TOLEDO, Ohio — A Toledo woman was indicted by a federal grand jury Friday after allegedly receiving a package filled with a kilogram of fentanyl.
U.S. Attorney Justin Herdman announced the two-count indictment, charging 31-year-old Erika Vega Ramirez with "conspiracy to possess with the intent to distribute controlled substances" and "attempted possession with the intent to distribute fentanyl."
“Fentanyl has killed thousands and thousands of Ohioans,” Herdman said. “This defendant is alleged to have possessed enough fentanyl to kill 500,000 more. I am grateful for the actions of our law enforcement partners who prevented these deadly drugs from reaching the streets.”
According to court documents, on or about Nov. 17, 2020, Postal Inspectors with the United States Postal Inspection Service (USPIS) identified a parcel suspected of containing drugs addressed to a residence on E. Broadway St. in Toledo.
On Nov. 18, a canine used to detect narcotics gave a positive alert on the parcel, and a search warrant was obtained.
Inside the package, inspectors allegedly discovered 1,001 grams of fentanyl.
The criminal complaint states that on Nov. 19, law enforcement agents with the USPIS and Drug Enforcement Agency (DEA) conducted a controlled delivery of the parcel with the fentanyl replaced.
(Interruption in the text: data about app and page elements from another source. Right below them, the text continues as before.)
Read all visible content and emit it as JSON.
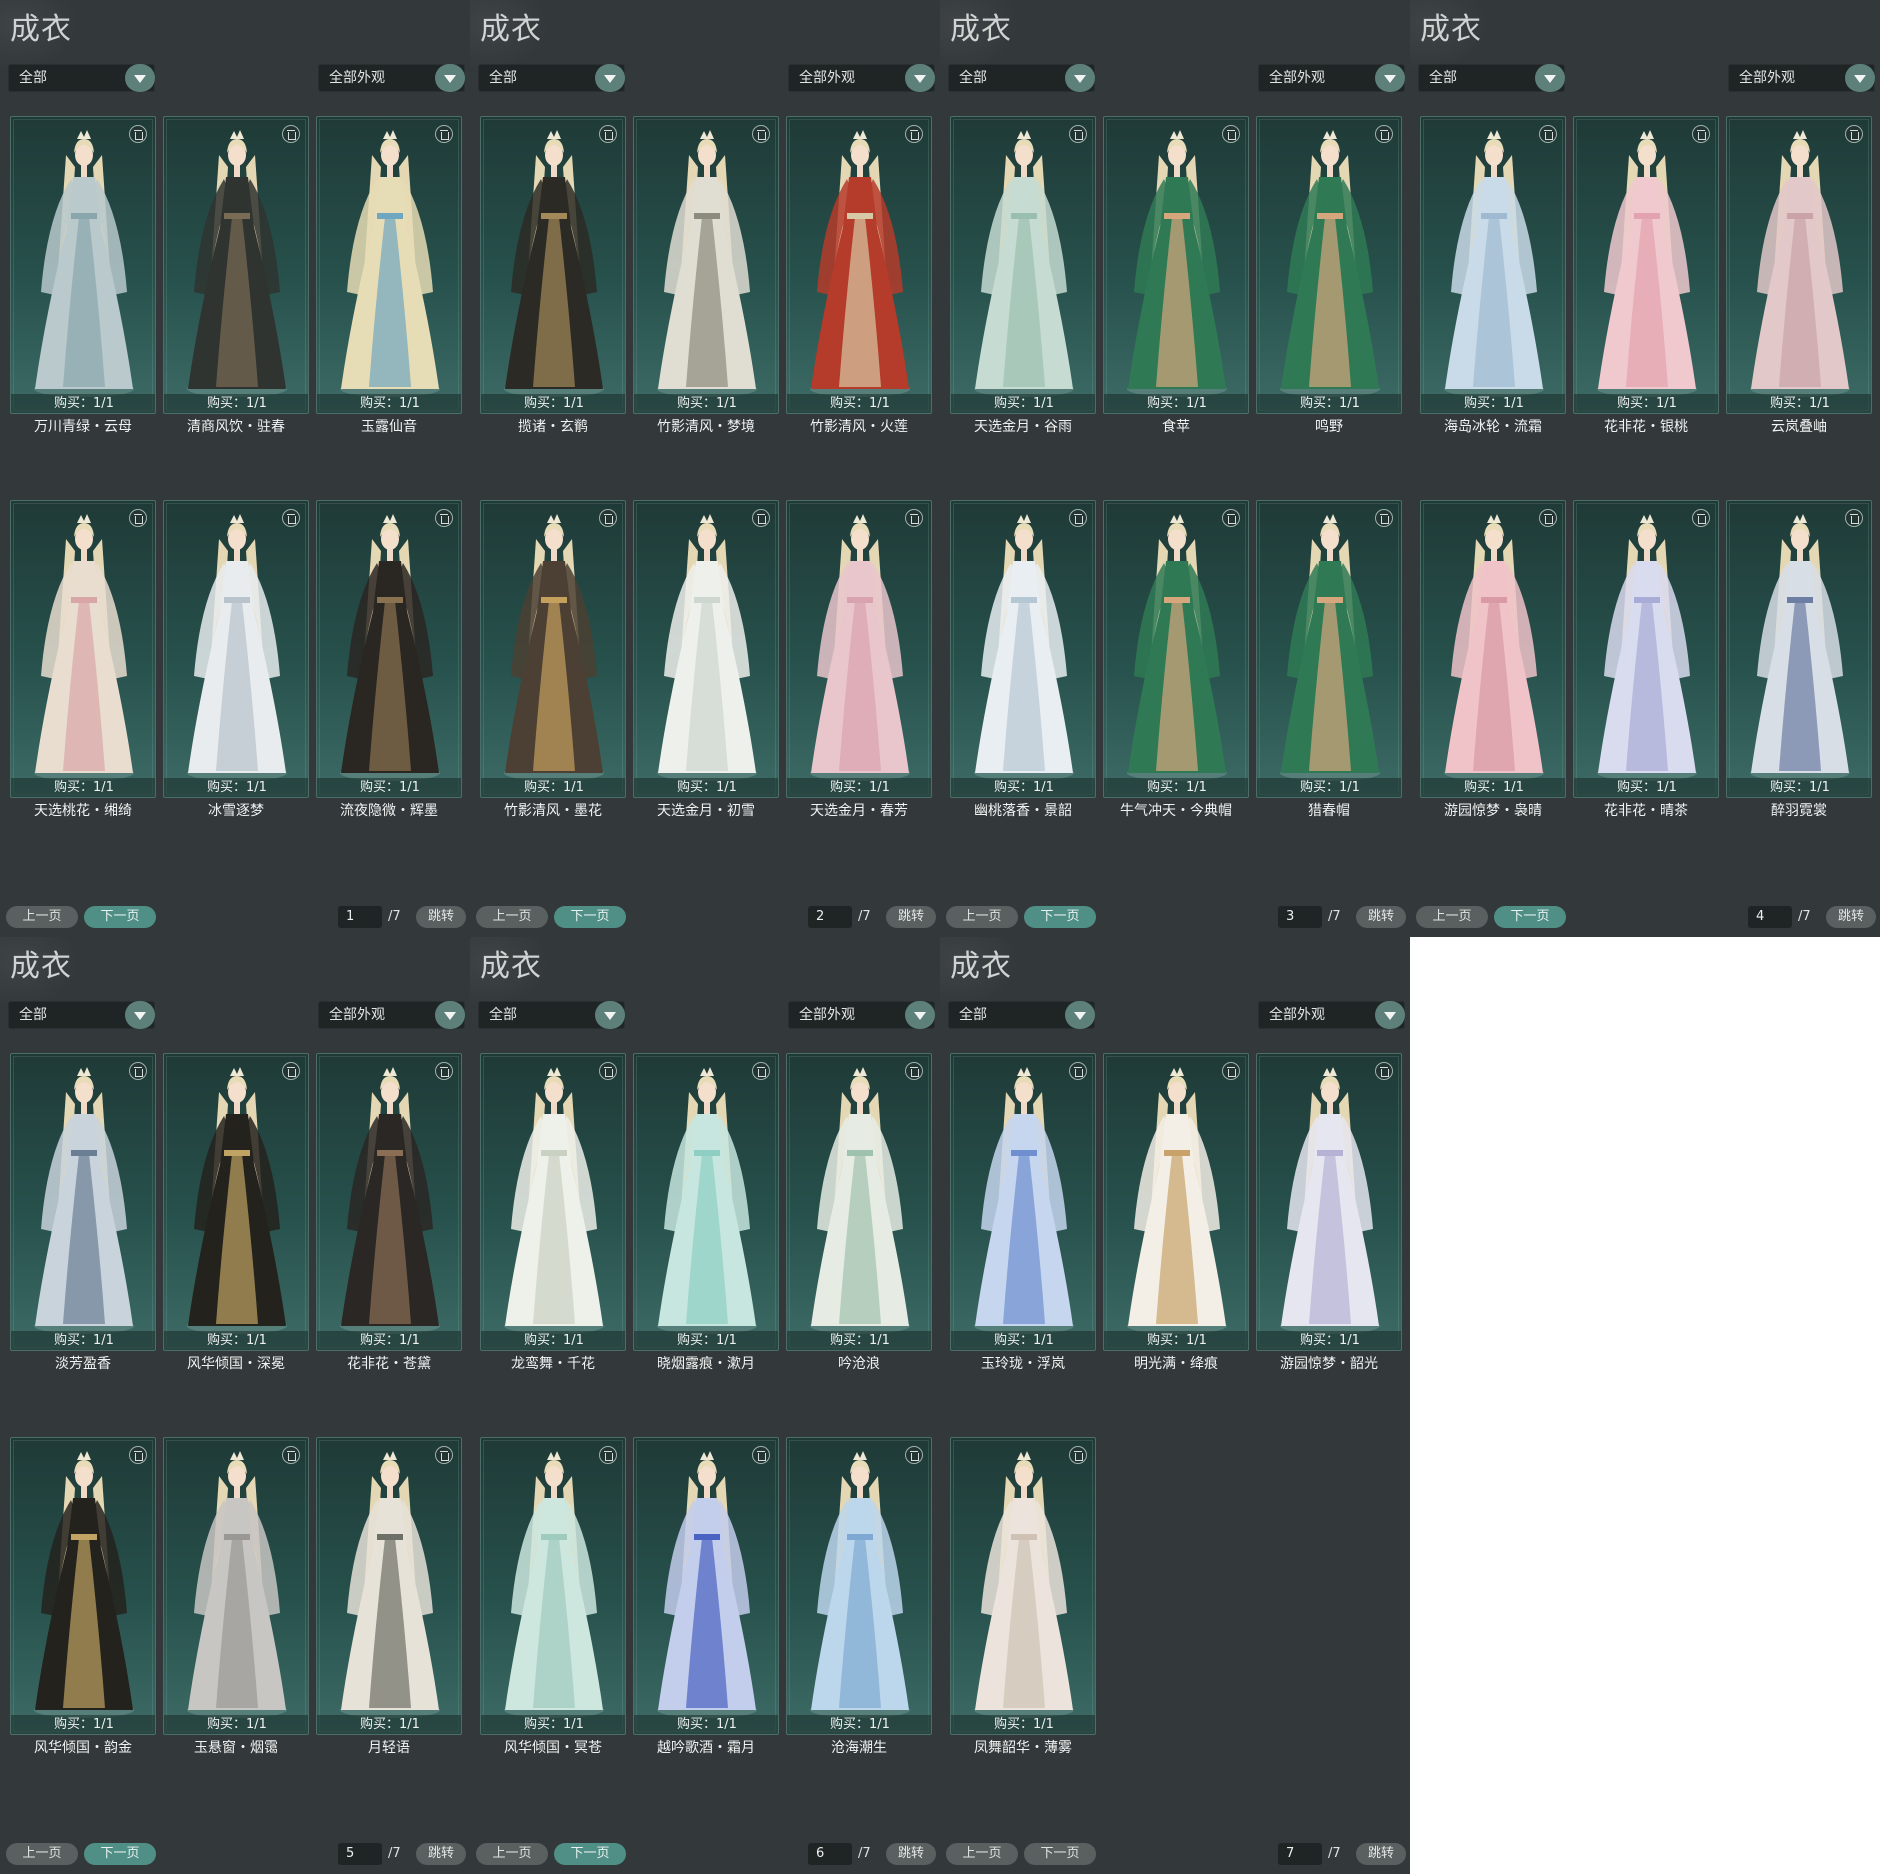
{
  "panels": [
    {
      "title": "成衣",
      "filter_left": "全部",
      "filter_right": "全部外观",
      "page": "1",
      "total": "/7",
      "prev": "上一页",
      "next": "下一页",
      "jump": "跳转",
      "next_enabled": true,
      "items": [
        {
          "name": "万川青绿・云母",
          "purchase": "购买：1/1",
          "dress": "#b9c9cc",
          "accent": "#8aa6ad"
        },
        {
          "name": "清商风饮・驻春",
          "purchase": "购买：1/1",
          "dress": "#2f3430",
          "accent": "#7a6b55"
        },
        {
          "name": "玉露仙音",
          "purchase": "购买：1/1",
          "dress": "#e6dcb5",
          "accent": "#6fa7c0"
        },
        {
          "name": "天选桃花・缃绮",
          "purchase": "购买：1/1",
          "dress": "#e9ddd0",
          "accent": "#d9a6a8"
        },
        {
          "name": "冰雪逐梦",
          "purchase": "购买：1/1",
          "dress": "#e8ecef",
          "accent": "#b9c3cc"
        },
        {
          "name": "流夜隐微・辉墨",
          "purchase": "购买：1/1",
          "dress": "#2a2622",
          "accent": "#8a7250"
        }
      ]
    },
    {
      "title": "成衣",
      "filter_left": "全部",
      "filter_right": "全部外观",
      "page": "2",
      "total": "/7",
      "prev": "上一页",
      "next": "下一页",
      "jump": "跳转",
      "next_enabled": true,
      "items": [
        {
          "name": "揽诸・玄鹡",
          "purchase": "购买：1/1",
          "dress": "#2b2a24",
          "accent": "#a38a58"
        },
        {
          "name": "竹影清风・梦境",
          "purchase": "购买：1/1",
          "dress": "#e0ddd2",
          "accent": "#8d8a7e"
        },
        {
          "name": "竹影清风・火莲",
          "purchase": "购买：1/1",
          "dress": "#b53b2a",
          "accent": "#d8c9a6"
        },
        {
          "name": "竹影清风・墨花",
          "purchase": "购买：1/1",
          "dress": "#4b4033",
          "accent": "#c4a05c"
        },
        {
          "name": "天选金月・初雪",
          "purchase": "购买：1/1",
          "dress": "#eef0ec",
          "accent": "#cdd6cf"
        },
        {
          "name": "天选金月・春芳",
          "purchase": "购买：1/1",
          "dress": "#e9c6cc",
          "accent": "#d8a3ae"
        }
      ]
    },
    {
      "title": "成衣",
      "filter_left": "全部",
      "filter_right": "全部外观",
      "page": "3",
      "total": "/7",
      "prev": "上一页",
      "next": "下一页",
      "jump": "跳转",
      "next_enabled": true,
      "items": [
        {
          "name": "天选金月・谷雨",
          "purchase": "购买：1/1",
          "dress": "#c6dcd2",
          "accent": "#9bbfae"
        },
        {
          "name": "食苹",
          "purchase": "购买：1/1",
          "dress": "#2f7a55",
          "accent": "#d6a77d"
        },
        {
          "name": "鸣野",
          "purchase": "购买：1/1",
          "dress": "#2f7a55",
          "accent": "#d6a77d"
        },
        {
          "name": "幽桃落香・景韶",
          "purchase": "购买：1/1",
          "dress": "#e9eef2",
          "accent": "#b6c7d4"
        },
        {
          "name": "牛气冲天・今典帽",
          "purchase": "购买：1/1",
          "dress": "#2f7a55",
          "accent": "#d6a77d"
        },
        {
          "name": "猎春帽",
          "purchase": "购买：1/1",
          "dress": "#2f7a55",
          "accent": "#d6a77d"
        }
      ]
    },
    {
      "title": "成衣",
      "filter_left": "全部",
      "filter_right": "全部外观",
      "page": "4",
      "total": "/7",
      "prev": "上一页",
      "next": "下一页",
      "jump": "跳转",
      "next_enabled": true,
      "items": [
        {
          "name": "海岛冰轮・流霜",
          "purchase": "购买：1/1",
          "dress": "#c9dbe8",
          "accent": "#9fbad0"
        },
        {
          "name": "花非花・银桃",
          "purchase": "购买：1/1",
          "dress": "#f0c9cf",
          "accent": "#e2a3ae"
        },
        {
          "name": "云岚叠岫",
          "purchase": "购买：1/1",
          "dress": "#e3c8c9",
          "accent": "#c9a3a6"
        },
        {
          "name": "游园惊梦・袅晴",
          "purchase": "购买：1/1",
          "dress": "#f0c3c9",
          "accent": "#d99aa4"
        },
        {
          "name": "花非花・晴茶",
          "purchase": "购买：1/1",
          "dress": "#d9dbef",
          "accent": "#a9acd6"
        },
        {
          "name": "醉羽霓裳",
          "purchase": "购买：1/1",
          "dress": "#d8dee6",
          "accent": "#6d7ea3"
        }
      ]
    },
    {
      "title": "成衣",
      "filter_left": "全部",
      "filter_right": "全部外观",
      "page": "5",
      "total": "/7",
      "prev": "上一页",
      "next": "下一页",
      "jump": "跳转",
      "next_enabled": true,
      "items": [
        {
          "name": "淡芳盈香",
          "purchase": "购买：1/1",
          "dress": "#c9d3dc",
          "accent": "#6a7f94"
        },
        {
          "name": "风华倾国・深冕",
          "purchase": "购买：1/1",
          "dress": "#24221d",
          "accent": "#c1a364"
        },
        {
          "name": "花非花・苍黛",
          "purchase": "购买：1/1",
          "dress": "#2a2724",
          "accent": "#8a6f55"
        },
        {
          "name": "风华倾国・韵金",
          "purchase": "购买：1/1",
          "dress": "#24221d",
          "accent": "#c1a364"
        },
        {
          "name": "玉悬窗・烟霭",
          "purchase": "购买：1/1",
          "dress": "#c8c6c3",
          "accent": "#9a9894"
        },
        {
          "name": "月轻语",
          "purchase": "购买：1/1",
          "dress": "#e6e2d8",
          "accent": "#6d7066"
        }
      ]
    },
    {
      "title": "成衣",
      "filter_left": "全部",
      "filter_right": "全部外观",
      "page": "6",
      "total": "/7",
      "prev": "上一页",
      "next": "下一页",
      "jump": "跳转",
      "next_enabled": true,
      "items": [
        {
          "name": "龙鸾舞・千花",
          "purchase": "购买：1/1",
          "dress": "#eef0ea",
          "accent": "#c9d1c2"
        },
        {
          "name": "晓烟露痕・漱月",
          "purchase": "购买：1/1",
          "dress": "#c7e6df",
          "accent": "#8fcfc3"
        },
        {
          "name": "吟沧浪",
          "purchase": "购买：1/1",
          "dress": "#e6ece4",
          "accent": "#9fc2ae"
        },
        {
          "name": "风华倾国・冥苍",
          "purchase": "购买：1/1",
          "dress": "#cde7df",
          "accent": "#9fcabe"
        },
        {
          "name": "越吟歌酒・霜月",
          "purchase": "购买：1/1",
          "dress": "#c3cdec",
          "accent": "#4a63c2"
        },
        {
          "name": "沧海潮生",
          "purchase": "购买：1/1",
          "dress": "#bcd6ec",
          "accent": "#7fa9d2"
        }
      ]
    },
    {
      "title": "成衣",
      "filter_left": "全部",
      "filter_right": "全部外观",
      "page": "7",
      "total": "/7",
      "prev": "上一页",
      "next": "下一页",
      "jump": "跳转",
      "next_enabled": false,
      "items": [
        {
          "name": "玉玲珑・浮岚",
          "purchase": "购买：1/1",
          "dress": "#c6d6ee",
          "accent": "#6f8fd0"
        },
        {
          "name": "明光满・绛痕",
          "purchase": "购买：1/1",
          "dress": "#f3efe6",
          "accent": "#c8a26a"
        },
        {
          "name": "游园惊梦・韶光",
          "purchase": "购买：1/1",
          "dress": "#e6e6f0",
          "accent": "#b6b2d6"
        },
        {
          "name": "凤舞韶华・薄雾",
          "purchase": "购买：1/1",
          "dress": "#ece4dc",
          "accent": "#cfc2b4"
        }
      ]
    }
  ]
}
It goes on to say that an unidentified female, later identified as Ramirez, opened the front door, accepted the package and brought it inside the home.
Shortly after, Postal Inspectors and DEA task force officers executed a search warrant and Ramirez was detained.
“Battling the distribution of synthetic drugs in the U.S. is one of the Postal Inspection Service’s highest priorities,” Inspector in Charge Lesley Allison said. “This case proves Postal Inspectors and the Drug Enforcement Agency remain steadfast in their partnership to bring those who choose to distribute these illegal and dangerous narcotics to justice. This should serve as an example to criminals dealing in these dangerous and illegal substances that we are unwavering in our mission to identify and disrupt their illegal activity.”
“The defendant in this case had more than a kilogram of fentanyl in her possession — enough to give a deadly dosage to more than 500,000 people,” said DEA Special Agent in Charge Keith Martin. “Working with our federal partners at the U.S. Postal Service, we were no doubt able to save countless lives.”
An indictment is only a charge and is not evidence of guilt. A defendant is entitled to a fair trial in which it will be the government’s burden to prove guilt beyond a reasonable doubt.
If convicted, the defendants’ sentences will be determined by the Court after reviewing factors unique to this case, including each defendant’s prior criminal record, if any, each defendant’s role in the offense and the characteristics of the violation. In all cases, the sentence will not exceed the statutory maximum, and in most cases, it will be less than the maximum.
This case was investigated by the United States Postal Inspection Service and Drug Enforcement Agency. This case is being prosecuted by Assistant U.S. Attorney Deyana Unis.